Copy each line of the listing below where the word "Mozilla" turns up.

> **INFORMATION SUPPLIED**
Start of Block

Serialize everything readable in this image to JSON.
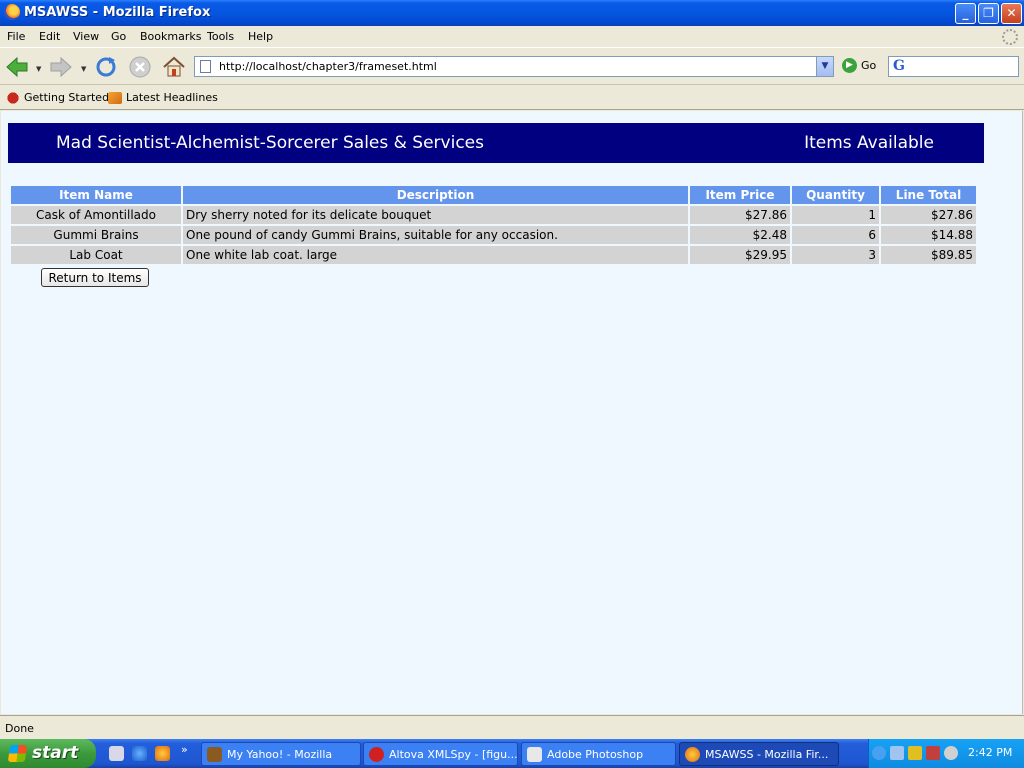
{
  "window": {
    "title": "MSAWSS - Mozilla Firefox"
  },
  "menu": [
    "File",
    "Edit",
    "View",
    "Go",
    "Bookmarks",
    "Tools",
    "Help"
  ],
  "navbar": {
    "url": "http://localhost/chapter3/frameset.html",
    "go_label": "Go"
  },
  "bookmarks": [
    "Getting Started",
    "Latest Headlines"
  ],
  "page": {
    "banner_left": "Mad Scientist-Alchemist-Sorcerer Sales & Services",
    "banner_right": "Items Available",
    "table": {
      "columns": [
        "Item Name",
        "Description",
        "Item Price",
        "Quantity",
        "Line Total"
      ],
      "rows": [
        [
          "Cask of Amontillado",
          "Dry sherry noted for its delicate bouquet",
          "$27.86",
          "1",
          "$27.86"
        ],
        [
          "Gummi Brains",
          "One pound of candy Gummi Brains, suitable for any occasion.",
          "$2.48",
          "6",
          "$14.88"
        ],
        [
          "Lab Coat",
          "One white lab coat. large",
          "$29.95",
          "3",
          "$89.85"
        ]
      ]
    },
    "return_button": "Return to Items"
  },
  "status": "Done",
  "taskbar": {
    "start_label": "start",
    "tasks": [
      "My Yahoo! - Mozilla",
      "Altova XMLSpy - [figu...",
      "Adobe Photoshop",
      "MSAWSS - Mozilla Fir..."
    ],
    "clock": "2:42 PM"
  },
  "colors": {
    "banner": "#000080",
    "table_header": "#6495ed",
    "table_cell": "#d3d3d3",
    "page_bg": "#f0f8ff"
  }
}
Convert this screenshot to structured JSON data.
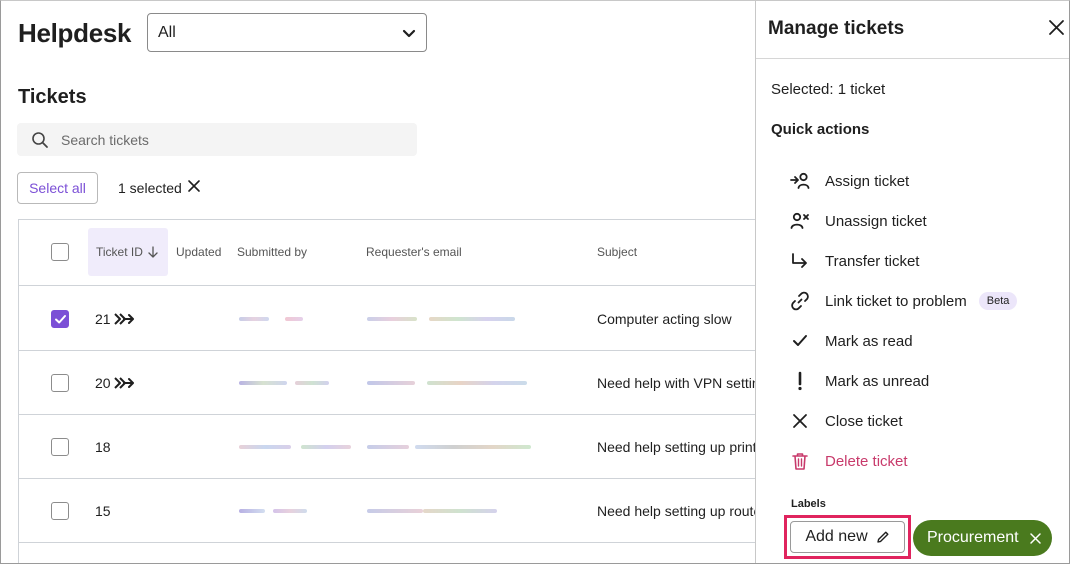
{
  "app": {
    "title": "Helpdesk",
    "view_filter": "All"
  },
  "tickets": {
    "title": "Tickets",
    "search_placeholder": "Search tickets",
    "select_all_label": "Select all",
    "selected_count": "1 selected",
    "columns": {
      "ticket_id": "Ticket ID",
      "updated": "Updated",
      "submitted_by": "Submitted by",
      "email": "Requester's email",
      "subject": "Subject"
    },
    "rows": [
      {
        "id": "21",
        "subject": "Computer acting slow",
        "checked": true,
        "forwarded": true
      },
      {
        "id": "20",
        "subject": "Need help with VPN setting",
        "checked": false,
        "forwarded": true
      },
      {
        "id": "18",
        "subject": "Need help setting up printer",
        "checked": false,
        "forwarded": false
      },
      {
        "id": "15",
        "subject": "Need help setting up router",
        "checked": false,
        "forwarded": false
      }
    ]
  },
  "panel": {
    "title": "Manage tickets",
    "selected": "Selected: 1 ticket",
    "quick_actions_title": "Quick actions",
    "actions": [
      {
        "label": "Assign ticket",
        "icon": "assign-icon"
      },
      {
        "label": "Unassign ticket",
        "icon": "unassign-icon"
      },
      {
        "label": "Transfer ticket",
        "icon": "transfer-icon"
      },
      {
        "label": "Link ticket to problem",
        "icon": "link-icon",
        "badge": "Beta"
      },
      {
        "label": "Mark as read",
        "icon": "checkmark-icon"
      },
      {
        "label": "Mark as unread",
        "icon": "exclamation-icon"
      },
      {
        "label": "Close ticket",
        "icon": "close-icon"
      },
      {
        "label": "Delete ticket",
        "icon": "trash-icon"
      }
    ],
    "labels_title": "Labels",
    "add_new_label": "Add new",
    "tag_label": "Procurement"
  },
  "colors": {
    "accent": "#7b4fd6",
    "danger": "#c83a6b",
    "tag_green": "#4a7a1e",
    "highlight": "#e0245e"
  }
}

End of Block

> **SOLUTION TO THIS TASK**
    "title": "MSAWSS - Mozilla Firefox"
      "My Yahoo! - Mozilla",
      "MSAWSS - Mozilla Fir..."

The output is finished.